Over 1m endure violence at school
OVER one million school pupils experienced violence such as bullying, corporal punishment or assault at school, the Department of Basic Education told parliament.
Briefing the basic education committee on safety in schools, the department’s director for school safety, Paseka Njobe, said 22.2% of pupils had experienced some form of violence in schools and 20.9% had experienced online violence.
“The 22.2% translates to 1 020 597 secondary school learners who had fallen victim to some sort of violence at school in the past 12 months,” the department said.
About 20% of pupils had also experienced online violence such as harassment or bullying.
The data comes from a 2012 study conducted by the Centre of Justice and Crime Prevention. The study has so far been conducted every five years, and the department is hoping to conduct a fresh one soon.

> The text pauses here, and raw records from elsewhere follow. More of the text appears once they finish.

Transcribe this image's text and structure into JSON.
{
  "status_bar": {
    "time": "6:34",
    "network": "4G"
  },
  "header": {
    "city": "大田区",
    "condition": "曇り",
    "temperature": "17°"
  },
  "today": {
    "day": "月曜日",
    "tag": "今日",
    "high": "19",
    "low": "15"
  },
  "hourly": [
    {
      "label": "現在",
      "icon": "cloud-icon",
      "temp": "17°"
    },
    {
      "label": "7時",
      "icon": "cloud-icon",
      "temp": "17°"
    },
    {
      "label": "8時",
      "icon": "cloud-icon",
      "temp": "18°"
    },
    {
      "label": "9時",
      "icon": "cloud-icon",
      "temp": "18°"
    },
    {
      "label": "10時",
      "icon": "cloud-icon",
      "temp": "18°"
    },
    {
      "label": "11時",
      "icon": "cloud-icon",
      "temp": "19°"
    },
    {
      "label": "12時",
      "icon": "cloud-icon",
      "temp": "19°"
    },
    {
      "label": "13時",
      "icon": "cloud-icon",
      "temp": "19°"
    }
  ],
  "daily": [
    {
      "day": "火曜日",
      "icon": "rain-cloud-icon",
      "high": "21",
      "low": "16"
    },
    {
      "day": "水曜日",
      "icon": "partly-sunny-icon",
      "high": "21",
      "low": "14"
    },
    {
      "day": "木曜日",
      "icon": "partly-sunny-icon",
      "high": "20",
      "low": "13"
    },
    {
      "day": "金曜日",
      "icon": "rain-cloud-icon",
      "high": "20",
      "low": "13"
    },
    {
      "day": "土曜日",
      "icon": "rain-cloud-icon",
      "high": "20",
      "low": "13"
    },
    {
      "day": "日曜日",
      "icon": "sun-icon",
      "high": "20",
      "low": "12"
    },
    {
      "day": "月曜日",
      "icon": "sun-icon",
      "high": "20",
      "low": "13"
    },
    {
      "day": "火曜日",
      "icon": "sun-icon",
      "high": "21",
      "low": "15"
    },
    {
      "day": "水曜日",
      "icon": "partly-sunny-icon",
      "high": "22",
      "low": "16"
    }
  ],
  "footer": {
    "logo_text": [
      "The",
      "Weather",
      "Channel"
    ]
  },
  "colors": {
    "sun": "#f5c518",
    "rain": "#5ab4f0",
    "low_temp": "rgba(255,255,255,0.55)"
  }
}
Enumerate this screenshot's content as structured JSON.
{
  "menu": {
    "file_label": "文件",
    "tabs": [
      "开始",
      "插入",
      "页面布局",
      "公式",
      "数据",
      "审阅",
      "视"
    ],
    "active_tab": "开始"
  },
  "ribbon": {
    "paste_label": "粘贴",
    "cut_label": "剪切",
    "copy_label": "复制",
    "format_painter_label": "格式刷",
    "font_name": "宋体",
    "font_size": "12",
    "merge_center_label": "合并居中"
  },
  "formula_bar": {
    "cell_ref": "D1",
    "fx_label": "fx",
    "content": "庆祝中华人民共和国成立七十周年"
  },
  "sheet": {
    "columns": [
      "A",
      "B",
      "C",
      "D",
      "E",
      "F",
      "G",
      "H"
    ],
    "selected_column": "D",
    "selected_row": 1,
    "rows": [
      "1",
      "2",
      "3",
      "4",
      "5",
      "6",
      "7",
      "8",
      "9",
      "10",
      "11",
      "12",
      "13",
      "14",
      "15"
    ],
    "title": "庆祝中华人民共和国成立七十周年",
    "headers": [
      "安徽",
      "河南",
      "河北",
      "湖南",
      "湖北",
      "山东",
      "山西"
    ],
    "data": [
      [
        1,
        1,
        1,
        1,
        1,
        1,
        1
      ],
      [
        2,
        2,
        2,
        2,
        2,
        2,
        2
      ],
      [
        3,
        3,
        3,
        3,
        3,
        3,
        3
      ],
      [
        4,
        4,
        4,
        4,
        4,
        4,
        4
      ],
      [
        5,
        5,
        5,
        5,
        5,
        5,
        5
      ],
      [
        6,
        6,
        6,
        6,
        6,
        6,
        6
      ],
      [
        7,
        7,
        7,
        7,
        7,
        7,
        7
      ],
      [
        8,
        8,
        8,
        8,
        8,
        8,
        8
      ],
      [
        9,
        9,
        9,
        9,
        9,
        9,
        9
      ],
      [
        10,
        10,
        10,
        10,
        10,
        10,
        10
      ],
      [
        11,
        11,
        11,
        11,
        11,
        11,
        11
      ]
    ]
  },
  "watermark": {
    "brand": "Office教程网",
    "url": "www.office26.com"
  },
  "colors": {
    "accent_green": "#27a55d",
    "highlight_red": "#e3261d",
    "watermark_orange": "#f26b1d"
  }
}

Njobe told the committee that schools in communities with social problems like drugs and poverty had higher rates of violence, as did those which were poorly managed.

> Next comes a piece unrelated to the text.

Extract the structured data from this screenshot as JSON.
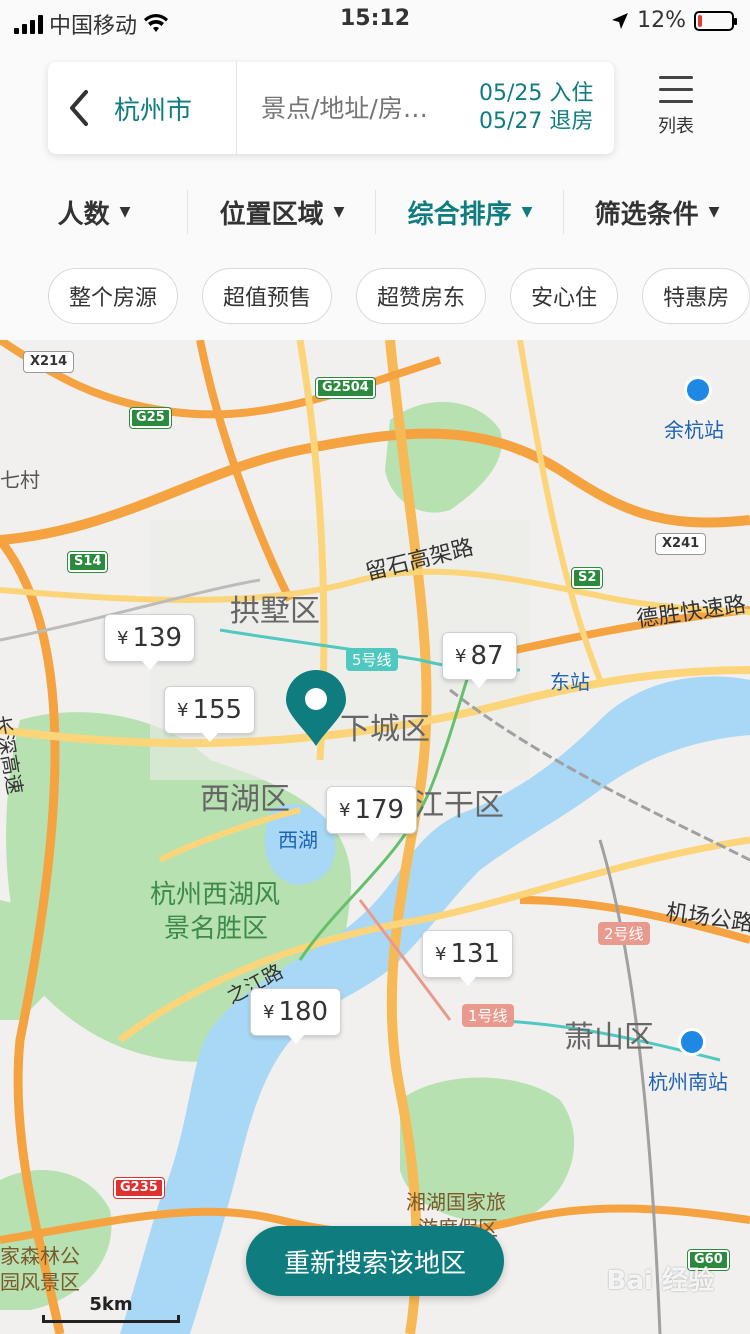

Njobe said that bullying remained a major problem in schools, but increasing numbers could also be a result of better reporting rates.
According to their data, 18% of pupils reported being bullied on a weekly basis.
This, in turn had an impact on their academic careers – those who experience no bullying were found to outperform those who were regularly bullied by as many as 68 points in mathematics.
The 2015 General Household Survey reveals that 11.3% of pupils experienced corporal punishment at school.
KwaZulu-Natal was the leading province for corporal punishment in 2015, with just over 20% of learners having experienced corporal punishment at school. The national average is 11.3%. The committee also heard that the classroom was the primary site for school violence – with 54% of sexual assaults and 51% of physical assaults taking place in the classroom.
Director-general for the department Hubert Mathanzima Mweli said school violence “undermines the core business of the department which is teaching and learning”. — DDC